We know that a small amount of cocaine was found in a bag near a heavily trafficked area of the White House. This basically means it could have been dropped by almost anyone, including a tourist. I know that is not the truth that some want to accept. Forgetting that correlation does not equal causation, they would rather believe it was left there by Hunter Biden, the president's son.
The Secret Service has concluded their investigation stating that they simply cannot determine who dropped the bag. I know this is frustrating to the many on social media who believe they know better, but until they have inside access to the investigation, I think it seems best to conclude there really is nothing to see here.

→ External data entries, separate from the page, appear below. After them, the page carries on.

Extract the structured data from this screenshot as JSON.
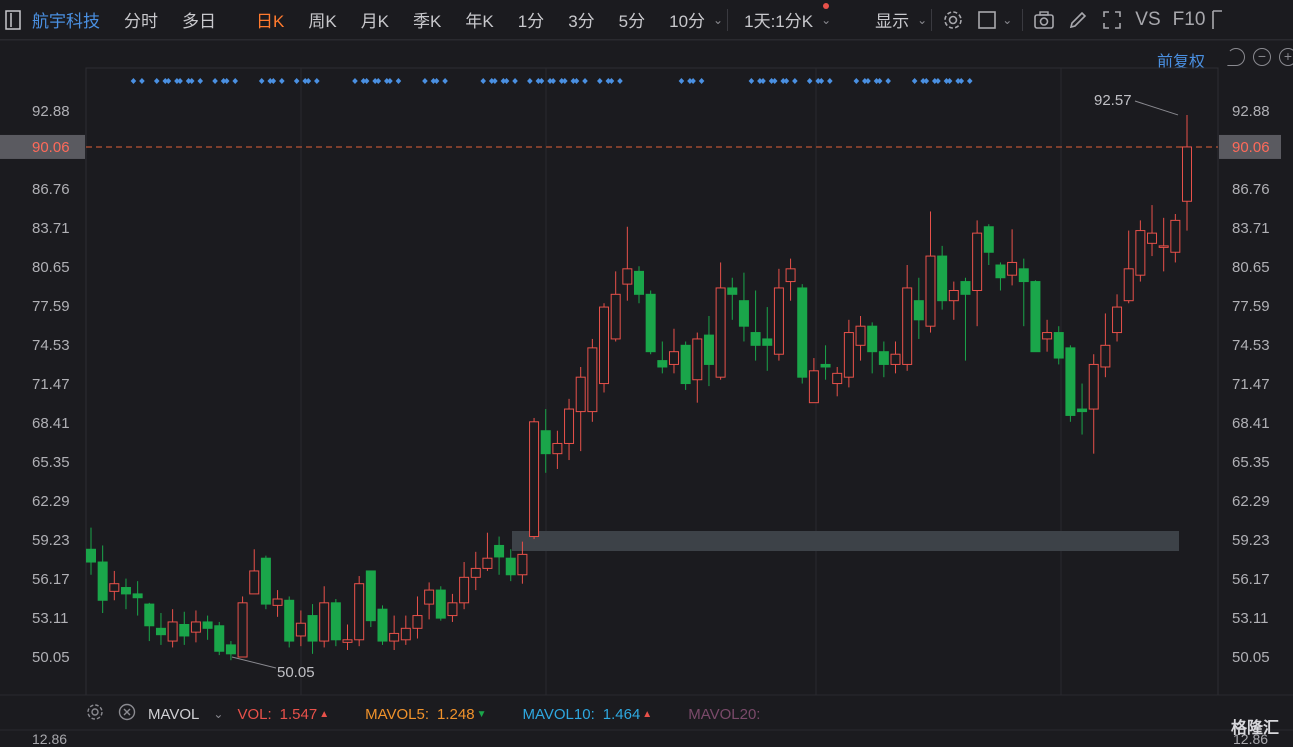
{
  "toolbar": {
    "stock_name": "航宇科技",
    "periods": [
      "分时",
      "多日",
      "日K",
      "周K",
      "月K",
      "季K",
      "年K",
      "1分",
      "3分",
      "5分",
      "10分"
    ],
    "active_period": "日K",
    "timeframe": "1天:1分K",
    "display": "显示",
    "vs": "VS",
    "f10": "F10"
  },
  "price_adjust": "前复权",
  "price_axis": [
    "92.88",
    "90.06",
    "86.76",
    "83.71",
    "80.65",
    "77.59",
    "74.53",
    "71.47",
    "68.41",
    "65.35",
    "62.29",
    "59.23",
    "56.17",
    "53.11",
    "50.05"
  ],
  "current_price": "90.06",
  "high_label": "92.57",
  "low_label": "50.05",
  "volume_panel": {
    "indicator": "MAVOL",
    "vol_label": "VOL:",
    "vol_value": "1.547",
    "mavol5_label": "MAVOL5:",
    "mavol5_value": "1.248",
    "mavol10_label": "MAVOL10:",
    "mavol10_value": "1.464",
    "mavol20_label": "MAVOL20:",
    "axis_top": "12.86"
  },
  "brand": "格隆汇",
  "colors": {
    "up": "#e8514a",
    "down": "#1aa64a",
    "accent": "#ff7a2e",
    "link": "#4a90e2",
    "bg": "#1b1b1f"
  },
  "chart_data": {
    "type": "candlestick",
    "y_range": [
      48.5,
      94.5
    ],
    "candles": [
      [
        58.5,
        57.5,
        60.2,
        56.5
      ],
      [
        57.5,
        54.5,
        58.8,
        53.5
      ],
      [
        55.2,
        55.8,
        56.8,
        54.5
      ],
      [
        55.5,
        55.0,
        56.2,
        53.8
      ],
      [
        55.0,
        54.7,
        56.0,
        53.3
      ],
      [
        54.2,
        52.5,
        54.3,
        51.3
      ],
      [
        52.3,
        51.8,
        53.5,
        51.0
      ],
      [
        51.3,
        52.8,
        53.8,
        50.8
      ],
      [
        52.6,
        51.7,
        53.6,
        51.0
      ],
      [
        52.0,
        52.8,
        53.7,
        51.2
      ],
      [
        52.8,
        52.3,
        53.3,
        51.4
      ],
      [
        52.5,
        50.5,
        52.8,
        50.2
      ],
      [
        51.0,
        50.3,
        51.3,
        49.8
      ],
      [
        50.05,
        54.3,
        54.8,
        50.05
      ],
      [
        55.0,
        56.8,
        58.5,
        55.2
      ],
      [
        57.8,
        54.2,
        58.0,
        53.8
      ],
      [
        54.1,
        54.6,
        55.3,
        53.2
      ],
      [
        54.5,
        51.3,
        54.8,
        50.8
      ],
      [
        51.7,
        52.7,
        53.7,
        50.9
      ],
      [
        53.3,
        51.3,
        54.2,
        50.3
      ],
      [
        51.3,
        54.3,
        55.6,
        50.8
      ],
      [
        54.3,
        51.4,
        54.6,
        50.9
      ],
      [
        51.2,
        51.4,
        52.6,
        50.6
      ],
      [
        51.4,
        55.8,
        56.4,
        50.9
      ],
      [
        56.8,
        52.9,
        56.8,
        52.4
      ],
      [
        53.8,
        51.3,
        54.1,
        51.0
      ],
      [
        51.3,
        51.9,
        53.3,
        50.6
      ],
      [
        51.4,
        52.3,
        53.3,
        51.0
      ],
      [
        52.3,
        53.3,
        54.8,
        51.5
      ],
      [
        54.2,
        55.3,
        55.9,
        53.0
      ],
      [
        55.3,
        53.1,
        55.6,
        52.9
      ],
      [
        53.3,
        54.3,
        55.0,
        52.8
      ],
      [
        54.3,
        56.3,
        57.5,
        53.8
      ],
      [
        56.3,
        57.0,
        58.3,
        55.3
      ],
      [
        57.0,
        57.8,
        59.8,
        56.8
      ],
      [
        58.8,
        57.9,
        59.5,
        56.5
      ],
      [
        57.8,
        56.5,
        58.5,
        56.0
      ],
      [
        56.5,
        58.1,
        59.1,
        55.8
      ],
      [
        59.5,
        68.5,
        68.8,
        59.3
      ],
      [
        67.8,
        66.0,
        69.5,
        64.5
      ],
      [
        66.0,
        66.8,
        67.8,
        64.8
      ],
      [
        66.8,
        69.5,
        70.3,
        65.5
      ],
      [
        69.3,
        72.0,
        72.8,
        66.2
      ],
      [
        69.3,
        74.3,
        75.0,
        68.5
      ],
      [
        71.5,
        77.5,
        77.8,
        70.8
      ],
      [
        75.0,
        78.5,
        80.3,
        74.8
      ],
      [
        79.3,
        80.5,
        83.8,
        78.0
      ],
      [
        80.3,
        78.5,
        80.7,
        77.8
      ],
      [
        78.5,
        74.0,
        78.8,
        73.8
      ],
      [
        73.3,
        72.8,
        74.8,
        72.3
      ],
      [
        73.0,
        74.0,
        75.8,
        72.3
      ],
      [
        74.5,
        71.5,
        74.8,
        71.0
      ],
      [
        71.8,
        75.0,
        75.5,
        70.0
      ],
      [
        75.3,
        73.0,
        76.8,
        71.3
      ],
      [
        72.0,
        79.0,
        81.0,
        71.8
      ],
      [
        79.0,
        78.5,
        79.8,
        76.5
      ],
      [
        78.0,
        76.0,
        80.2,
        74.8
      ],
      [
        75.5,
        74.5,
        78.8,
        73.3
      ],
      [
        75.0,
        74.5,
        77.5,
        72.5
      ],
      [
        73.8,
        79.0,
        80.5,
        73.3
      ],
      [
        79.5,
        80.5,
        81.3,
        78.0
      ],
      [
        79.0,
        72.0,
        79.3,
        71.5
      ],
      [
        70.0,
        72.5,
        73.5,
        70.0
      ],
      [
        73.0,
        72.8,
        74.5,
        71.8
      ],
      [
        71.5,
        72.3,
        72.8,
        70.5
      ],
      [
        72.0,
        75.5,
        76.5,
        71.2
      ],
      [
        74.5,
        76.0,
        76.8,
        73.3
      ],
      [
        76.0,
        74.0,
        76.3,
        72.3
      ],
      [
        74.0,
        73.0,
        74.8,
        72.0
      ],
      [
        73.0,
        73.8,
        74.8,
        72.3
      ],
      [
        73.0,
        79.0,
        80.8,
        72.5
      ],
      [
        78.0,
        76.5,
        79.8,
        75.0
      ],
      [
        76.0,
        81.5,
        85.0,
        75.5
      ],
      [
        81.5,
        78.0,
        82.3,
        77.3
      ],
      [
        78.0,
        78.8,
        79.5,
        76.5
      ],
      [
        79.5,
        78.5,
        79.8,
        73.3
      ],
      [
        78.8,
        83.3,
        84.3,
        76.0
      ],
      [
        83.8,
        81.8,
        84.0,
        80.8
      ],
      [
        80.8,
        79.8,
        81.0,
        78.8
      ],
      [
        80.0,
        81.0,
        83.6,
        79.2
      ],
      [
        80.5,
        79.5,
        81.3,
        76.0
      ],
      [
        79.5,
        74.0,
        79.6,
        74.0
      ],
      [
        75.0,
        75.5,
        76.5,
        74.0
      ],
      [
        75.5,
        73.5,
        76.0,
        73.0
      ],
      [
        74.3,
        69.0,
        74.5,
        68.5
      ],
      [
        69.5,
        69.3,
        71.5,
        67.5
      ],
      [
        69.5,
        73.0,
        73.8,
        66.0
      ],
      [
        72.8,
        74.5,
        77.0,
        72.0
      ],
      [
        75.5,
        77.5,
        78.5,
        74.8
      ],
      [
        78.0,
        80.5,
        83.5,
        77.8
      ],
      [
        80.0,
        83.5,
        84.3,
        79.5
      ],
      [
        82.5,
        83.3,
        85.5,
        81.5
      ],
      [
        82.3,
        82.3,
        84.5,
        80.3
      ],
      [
        81.8,
        84.3,
        84.8,
        81.0
      ],
      [
        85.8,
        90.06,
        92.57,
        83.5
      ]
    ],
    "signals": [
      4,
      6,
      7,
      8,
      9,
      11,
      12,
      15,
      16,
      18,
      19,
      23,
      24,
      25,
      26,
      29,
      30,
      34,
      35,
      36,
      38,
      39,
      40,
      41,
      42,
      44,
      45,
      51,
      52,
      57,
      58,
      59,
      60,
      62,
      63,
      66,
      67,
      68,
      71,
      72,
      73,
      74,
      75
    ]
  }
}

But, I want to make what I think is a more central point. I spent 38 years as a pastor and during that time in ministry, I encountered people addicted to alcohol and drugs of various kinds. They would come to see me in confidence because they had a problem, they knew it, and wanted help. The task in front of me was to do what I could to assist them in getting professional counseling, to go to Alcoholics Anonymous or Celebrate Recovery or any rehabilitation program; and to do what I could to come alongside them to help them in their time of need. I did not call the police to report them because that was not what they needed. Christ-like compassion demanded that I assist them in their challenges.

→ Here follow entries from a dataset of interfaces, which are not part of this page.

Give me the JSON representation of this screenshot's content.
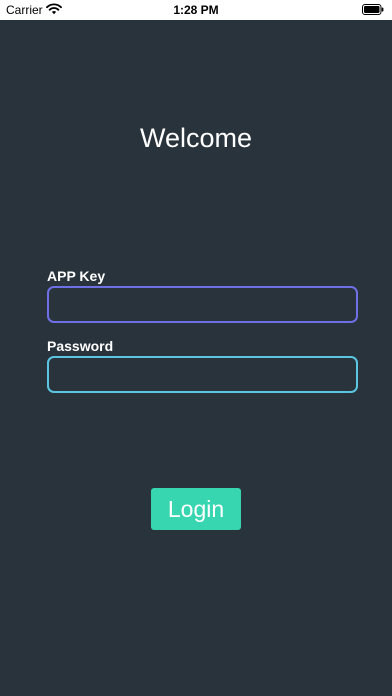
{
  "status_bar": {
    "carrier": "Carrier",
    "time": "1:28 PM",
    "wifi_icon": "wifi-icon",
    "battery_icon": "battery-icon"
  },
  "screen": {
    "title": "Welcome",
    "app_key": {
      "label": "APP Key",
      "value": "",
      "placeholder": ""
    },
    "password": {
      "label": "Password",
      "value": "",
      "placeholder": ""
    },
    "login_label": "Login"
  },
  "colors": {
    "background": "#29333b",
    "app_key_border": "#6f6fe6",
    "password_border": "#5cc6e2",
    "login_button": "#37d6b1"
  }
}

Let's assume for the moment that it is true the cocaine belonged to Hunter Biden. If true, what that means is he has relapsed back into his addiction and needs help. No parent wants to see this happen to their child. As a parent of adult children, I empathize with Joe and Jill Biden. I am sure they pray for Hunter every day as I would pray for one of my children if they suffered from an addiction; and after their recovery I would continue to pray they never relapse. Are we more interested that Hunter get help or that he be arrested and publicly shamed?
But let's say it wasn't Hunter's cocaine. That cocaine belonged to somebody-- somebody who has a problem. This is a person who needs help. One of the things I hope comes from this is that whoever dropped the cocaine realizes that it belonged to them and what a lucky break it was they weren't caught with it on government property. I hope that this event making the news will be dramatic enough for them to seek the help they need. Wouldn't it be wonderful if this were the moment that brought someone to the place finally to do what was necessary to be freed from the prison of their addiction?

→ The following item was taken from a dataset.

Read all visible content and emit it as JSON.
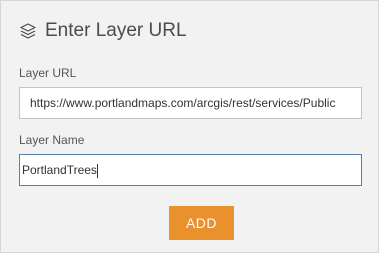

One of the sad things that happens when one's politics becomes a religion is that such persons find themselves unable to generate compassion and concern for those whose politics differ from theirs. They are much less concerned with that person who needs help and are more interested in a gotcha moment that scores political points demonstrating the nefarious values of the other side.-- "Look! Here's a bag of cocaine found in the White House and they are covering it up! That proves they are bad!"
These are people so politically obsessed with turning every molehill into a mountain that they can't see the forest for the trees as to what is really important. They are reminiscent of the Pharisees who were accused by Jesus of straining out a gnat and swallowing a camel (Matthew 23:24).
I do not know who dropped that bag of cocaine in the White House and frankly none of us does. But one thing I can tell you is that since the news broke, I have been praying for that person in the hope they will find the help they need. Jesus would do the same.
I will end with this. If I ever find myself in that kind of situation, I know one thing. I will need the love and help of my family and friends. No one can overcome addiction without a community of support; and if I ever need others in that way, at least now I know whom not to count on.